Wednesday 25 February 2015
Evidence that the common dormouse has returned to Aston Rowant National Nature Reserve after an absence of 10 years was discovered last month. The discovery was made during a training event organised by Natural England (which looks after the Reserve) and the Oxfordshire Mammals Group. 15 people came along for the day to learn about dormouse ecology and hints and tips for finding them. The main evidence of the presence of dormice on a site are hazel nuts with the characteristic marks of having been nibbled by a dormouse.
The common dormouse is found across southern England, living in deciduous woodland, hedgerows and dense scrub. They are mainly nocturnal and rarely seen, often spending their whole lives among the branches. Their UK population has been in decline for some time.
Having learnt the basics the attendees at the training event put their skills into action straight away. At this time of year Dormice are in hibernation, so the way to survey for them is to carry out a ‘nut hunt’. On the reserve an area of prime Dormouse mixed scrub habitat was chosen where, they had last been recorded some years ago.
Out of the many fragments and discarded whole hazel nuts that were examined in the scrub by the surveyors, two 'probable' dormouse nuts were found. Experts from the Oxfordshire Mammals Group and elsewhere confirmed that they had definitely been nibbled by dormice.
Mick Venters of Natural England, manager of the Aston Rowant Reserve, says: “This is a good result for the Reserve in many ways. Not only have we proven the continued presence of this important species here, but a group of people new to the site have had a great time learning new skills, making new friends and initiated a new ongoing partnership between two organisations.”

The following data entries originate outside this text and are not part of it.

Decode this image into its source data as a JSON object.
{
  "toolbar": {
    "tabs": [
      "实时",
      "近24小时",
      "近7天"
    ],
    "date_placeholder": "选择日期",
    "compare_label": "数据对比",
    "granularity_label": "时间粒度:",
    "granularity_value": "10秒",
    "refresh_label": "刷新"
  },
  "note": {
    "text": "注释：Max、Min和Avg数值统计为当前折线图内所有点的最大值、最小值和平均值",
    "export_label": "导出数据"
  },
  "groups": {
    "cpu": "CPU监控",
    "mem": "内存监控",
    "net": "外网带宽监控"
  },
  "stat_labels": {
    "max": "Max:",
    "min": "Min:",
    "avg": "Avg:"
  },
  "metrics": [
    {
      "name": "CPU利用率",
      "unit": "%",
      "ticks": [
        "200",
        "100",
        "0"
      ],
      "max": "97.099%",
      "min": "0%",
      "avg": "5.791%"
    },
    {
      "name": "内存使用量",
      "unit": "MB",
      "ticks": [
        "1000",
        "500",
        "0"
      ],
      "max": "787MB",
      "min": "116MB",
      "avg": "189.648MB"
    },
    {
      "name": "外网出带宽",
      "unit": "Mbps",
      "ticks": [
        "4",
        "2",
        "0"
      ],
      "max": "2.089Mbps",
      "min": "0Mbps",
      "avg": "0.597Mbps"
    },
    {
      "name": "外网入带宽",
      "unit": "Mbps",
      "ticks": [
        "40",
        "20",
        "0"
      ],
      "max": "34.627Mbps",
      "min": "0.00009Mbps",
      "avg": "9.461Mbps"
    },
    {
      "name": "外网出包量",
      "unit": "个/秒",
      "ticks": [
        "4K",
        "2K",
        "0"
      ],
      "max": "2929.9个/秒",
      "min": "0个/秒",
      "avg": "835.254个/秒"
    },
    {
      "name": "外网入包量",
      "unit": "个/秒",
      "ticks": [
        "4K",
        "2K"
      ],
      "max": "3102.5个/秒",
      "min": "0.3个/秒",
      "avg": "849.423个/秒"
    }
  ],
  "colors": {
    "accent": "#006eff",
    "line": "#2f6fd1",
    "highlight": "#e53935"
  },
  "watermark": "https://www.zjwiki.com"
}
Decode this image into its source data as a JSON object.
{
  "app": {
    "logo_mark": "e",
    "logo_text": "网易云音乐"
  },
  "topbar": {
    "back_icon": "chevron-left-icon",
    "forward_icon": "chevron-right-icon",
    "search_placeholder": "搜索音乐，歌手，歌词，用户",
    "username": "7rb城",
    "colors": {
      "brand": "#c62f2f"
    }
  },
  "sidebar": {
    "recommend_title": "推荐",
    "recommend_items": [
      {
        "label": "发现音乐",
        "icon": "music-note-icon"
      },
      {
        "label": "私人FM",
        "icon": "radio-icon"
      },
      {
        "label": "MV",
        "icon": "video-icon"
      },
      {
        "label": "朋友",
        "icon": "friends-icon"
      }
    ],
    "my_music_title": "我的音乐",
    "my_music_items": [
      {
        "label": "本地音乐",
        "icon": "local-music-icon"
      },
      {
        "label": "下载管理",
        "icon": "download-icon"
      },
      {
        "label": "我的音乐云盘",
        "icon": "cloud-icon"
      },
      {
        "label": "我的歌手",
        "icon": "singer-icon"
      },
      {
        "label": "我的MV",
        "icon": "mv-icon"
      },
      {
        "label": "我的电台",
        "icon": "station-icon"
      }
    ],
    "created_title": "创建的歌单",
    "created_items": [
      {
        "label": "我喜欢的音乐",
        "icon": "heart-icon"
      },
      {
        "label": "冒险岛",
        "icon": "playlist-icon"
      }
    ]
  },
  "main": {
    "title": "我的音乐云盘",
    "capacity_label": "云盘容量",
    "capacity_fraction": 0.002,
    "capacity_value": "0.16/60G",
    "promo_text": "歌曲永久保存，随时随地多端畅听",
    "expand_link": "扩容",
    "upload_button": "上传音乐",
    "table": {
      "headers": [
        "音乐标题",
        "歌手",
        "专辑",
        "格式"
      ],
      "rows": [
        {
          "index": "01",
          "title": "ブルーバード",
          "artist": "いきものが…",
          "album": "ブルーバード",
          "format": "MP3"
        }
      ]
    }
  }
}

For more information contact Mick Venters - firstname.lastname@example.org
or visit www.oxonmammals.org.uk